The use of multiple features in the development of face panels is likely to be inherently better than the use of just facial height and width, but it is not yet well understood which features are directly relevant to fit and how they can best be combined.
Recommendation 4-7: Utilize Multiple Features in the Development of Face Panels.
NIOSH should examine the potential effects of a nonlinear relationship between respirator fit and facial dimensions.
Anthrotech. 2004. A head-and-face anthropometric survey of U.S. respirator users: Final report Prepared by B. Bradtmiller and M. Friess for NIOSH/NPPTL.
Brazile, W. J., R. M. Buchan, D. R. Sandfort, W. Melvin, J. A. Johnson, and M. Charney. 1998. Respirator fit and facial dimensions of two minority groups. Applied Occupational and Environmental Hygiene 13(4):233-237.
Civilian American and European Surface Anthropometry Resource. 2002. Final report from CAESAR. Falls Church, VA: General Dynamics International.

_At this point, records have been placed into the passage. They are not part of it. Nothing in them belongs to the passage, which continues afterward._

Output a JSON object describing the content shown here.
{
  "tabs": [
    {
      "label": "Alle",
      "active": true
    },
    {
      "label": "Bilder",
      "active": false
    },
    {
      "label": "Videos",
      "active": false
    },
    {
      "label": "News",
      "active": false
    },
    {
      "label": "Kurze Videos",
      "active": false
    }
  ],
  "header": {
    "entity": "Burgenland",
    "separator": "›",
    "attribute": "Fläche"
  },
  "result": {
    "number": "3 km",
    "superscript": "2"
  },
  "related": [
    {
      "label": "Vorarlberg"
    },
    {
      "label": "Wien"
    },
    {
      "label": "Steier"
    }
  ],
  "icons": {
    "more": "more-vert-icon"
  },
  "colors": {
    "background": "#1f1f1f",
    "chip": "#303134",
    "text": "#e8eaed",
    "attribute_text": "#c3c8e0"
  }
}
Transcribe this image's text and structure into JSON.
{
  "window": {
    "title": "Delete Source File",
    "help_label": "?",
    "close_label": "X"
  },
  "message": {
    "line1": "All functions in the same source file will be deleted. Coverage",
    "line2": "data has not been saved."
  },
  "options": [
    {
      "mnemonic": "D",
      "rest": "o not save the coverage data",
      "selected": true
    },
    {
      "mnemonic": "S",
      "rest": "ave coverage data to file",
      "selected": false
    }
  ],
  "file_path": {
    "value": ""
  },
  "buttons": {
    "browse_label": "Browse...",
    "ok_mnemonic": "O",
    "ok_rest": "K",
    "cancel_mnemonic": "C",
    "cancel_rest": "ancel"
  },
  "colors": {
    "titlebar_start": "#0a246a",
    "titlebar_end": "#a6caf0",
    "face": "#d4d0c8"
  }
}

Coffey, C. C., R. B. Lawrence, Z. Zhuang, D. L. Campbell, P. A. Jensen, and W. R. Myers. 2002. Comparison of five methods for fit-testing n95 filtering-facepiece respirators. Appl Occup Environ Hyg 17(10):723-730.
Colten, C. E. July 10, 2006. Presentation to Committee for the Assessment of the NIOSH Head-and-Face Anthropometric Survey of U.S. Respirator Users: Respirators: Design and anthropometry—3M OH&ESD. Pittsburgh, PA: National Personal Protective Technology Laboratory.
Frund, Z. N. July 10, 2006. Presentation to Committee for the Assessment of the NIOSH Head-and-Face Anthropometric Survey of U.S. Respirator Users: Manufacturer’s perspective on anthropometric measurements study & designing masks to meet new panel. Pittsburgh, PA: National Personal Protective Technology Laboratory.
Gross, S. F., and S. W. Horstman. 1990. Half-mask respirator selection for a mixed worker group. Applied Occupational and Environmental Hygiene 5:229-235.